A. Both BOOTP and DHCP clients. BOOTP clients, such as Novell's 16-bit TCP/IP, may even obtain an address lease from the DHCP server, and receive NetWare/IP information. Windows 95 and Windows NT clients may also receive all information, including WINS and NWIP, from a NetWare/IP DHCP server.
Q. What is the best tool for analyzing NetWare/IP communication?
A. Use Novell's LANAlyzer for Windows. It will properly decode NetWare/IP packets, including DSS-DSS and DSS-NWIP synchronization. You may also try protocol forcing with Network General's SNIFFER-force all UDP packets on port 0xABCD (default NWIP port) to decode the data portion as XNS.
Q. How does NetWare/IP's performance compare to IPX?
A. Technically, NetWare/IP is 5-8% slower than native IPX. However, when implemented over slow WAN links, most customers actually notice a net performance increase as NetWare/IP eliminates SAP/RIP traffic from consuming unnecessary WAN bandwidth. Most end-users will never notice a performance difference between NetWare/IP and IPX.
Q. Do all applications work with NetWare/IP?
A. Yes. NetWare/IP was engineered to provide complete backwards compatibility with existing IPX applications. Novell has yet to discover an application that won't run with NetWare/IP.
Q. I've heard that NetWare/IP is tunnelling? Is this true?
A. NetWare/IP isn't tunneling-tunneling implies that ALL information is sent through the IP tunnel, whether the information is a broadcast or point-to-point communication. NetWare/IP encapsulates point-to-point information inside a UDP packet. Broadcasts are never encapsulated; instead, they are handled directly by a NetWare/IP server or DSS. Novell determined that by maintaining the IPX header in the NetWare/IP packet we could ensure maximum backwards compatibility.
Novell encapsulates an IPX header in a UDP packet, while Microsoft encapsulates a NetBIOS header inside of a TCP packet. While both solutions use encapsulation, only Novell has committed to provide a truly native IP solution by removing the IPX header from the UDP packet. An NCP within a UDP or TCP packet is currently under investigation and may be implemented in as little as 6 months.

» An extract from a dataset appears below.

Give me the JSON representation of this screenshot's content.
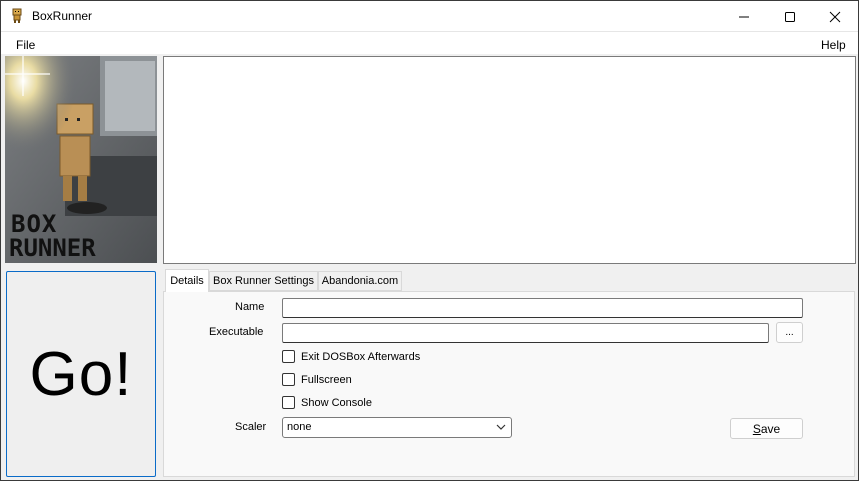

Q. How well does NetWare/IP scale?
A. Very well. Novell currently has several customers that have implemented single NetWare/IP domain solutions with more than 5000 NetWare/IP clients and 200 servers. One customer has successfully deployed 15,000 NetWare/IP clients and more than 600 NetWare/IP servers. Testing in Novell's SuperLab facility verified that NetWare/IP could scale to more than 1000 NetWare/IP servers within a single NetWare/IP domain. Novell even has two customers who are deploying NetWare/IP to potentially 70,000 - 120,000 NetWare/IP desktops, and 5,000 - 11,000 file servers. Implementations of these magnitudes take time, but Novell is committed to make these configuration successful.

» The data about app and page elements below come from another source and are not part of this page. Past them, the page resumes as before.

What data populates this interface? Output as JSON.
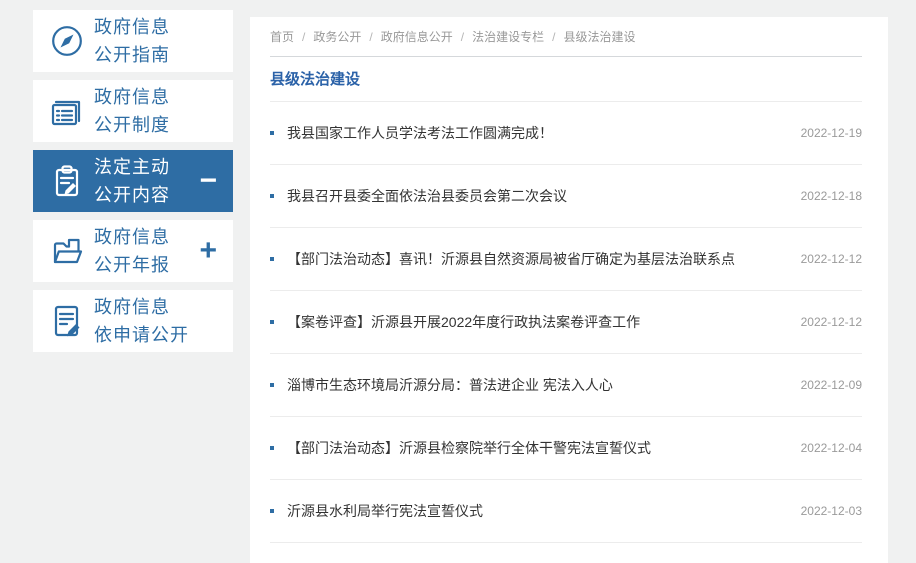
{
  "colors": {
    "accent_blue": "#2e6da4",
    "title_blue": "#2b62a8",
    "page_bg": "#f0f1f1",
    "text_dark": "#333333",
    "text_muted": "#999999"
  },
  "sidebar": {
    "items": [
      {
        "line1": "政府信息",
        "line2": "公开指南",
        "icon": "compass-icon",
        "active": false,
        "expand": ""
      },
      {
        "line1": "政府信息",
        "line2": "公开制度",
        "icon": "list-document-icon",
        "active": false,
        "expand": ""
      },
      {
        "line1": "法定主动",
        "line2": "公开内容",
        "icon": "clipboard-pen-icon",
        "active": true,
        "expand": "−"
      },
      {
        "line1": "政府信息",
        "line2": "公开年报",
        "icon": "folder-document-icon",
        "active": false,
        "expand": "+"
      },
      {
        "line1": "政府信息",
        "line2": "依申请公开",
        "icon": "document-pen-icon",
        "active": false,
        "expand": ""
      }
    ]
  },
  "breadcrumb": {
    "separator": "/",
    "items": [
      {
        "label": "首页"
      },
      {
        "label": "政务公开"
      },
      {
        "label": "政府信息公开"
      },
      {
        "label": "法治建设专栏"
      },
      {
        "label": "县级法治建设"
      }
    ]
  },
  "main": {
    "title": "县级法治建设",
    "articles": [
      {
        "title": "我县国家工作人员学法考法工作圆满完成！",
        "date": "2022-12-19"
      },
      {
        "title": "我县召开县委全面依法治县委员会第二次会议",
        "date": "2022-12-18"
      },
      {
        "title": "【部门法治动态】喜讯！沂源县自然资源局被省厅确定为基层法治联系点",
        "date": "2022-12-12"
      },
      {
        "title": "【案卷评查】沂源县开展2022年度行政执法案卷评查工作",
        "date": "2022-12-12"
      },
      {
        "title": "淄博市生态环境局沂源分局：普法进企业 宪法入人心",
        "date": "2022-12-09"
      },
      {
        "title": "【部门法治动态】沂源县检察院举行全体干警宪法宣誓仪式",
        "date": "2022-12-04"
      },
      {
        "title": "沂源县水利局举行宪法宣誓仪式",
        "date": "2022-12-03"
      }
    ]
  }
}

Q. I would like to completely remove IPX from my local segment, but can't because many of my printers require IPX to service NetWare queues. Do you have any suggestions?
A. Yes. If your printer supports LPR-LPD printing, use the LPR_GWY.NLM that is included with NetWare/IP 2.2. This NLM works in conjunction with PSERVER to pull print jobs from a NetWare print queue for printing on a LPD (line printer daemon) device, such as a printer.
Q. How do I configure LPR_GWY printing?
A. When configuring a printer with NWAdmin, select "Unix or TCP/IP" as the type, and enter the DNS name of the IP printer.
Availability and Pricing
NetWare/IP 2.2 is available immediately to all customers, free of charge, via the World Wide Web (http://netware.novell.com), the NetWire forum on CompuServe (GO NOVFF, files NIPS22.EXE and NIPW22.EXE) and ftp (ftp://ftp.novell.com/pub/updates/unixconn/nwip22).
NetWare/IP 2.2 is also available from Novell Fulfilment for $49 by calling or faxing the following numbers:
U.S. and Canada: phone, 800-395-7135; fax, 510-657-0182
In all other countries: phone, 353-1703-8910;fax, 353-1703-8955
For additional information, customers can contact Novell at 1-800-NETWARE, or download information from NetWire on CompuServe or the World Wide Web (http://www.novell.com).
* Originally published in Novell AppNotes
The origin of this information may be internal or external to Novell. While Novell makes all reasonable efforts to verify this information, Novell does not make explicit or implied claims to its validity.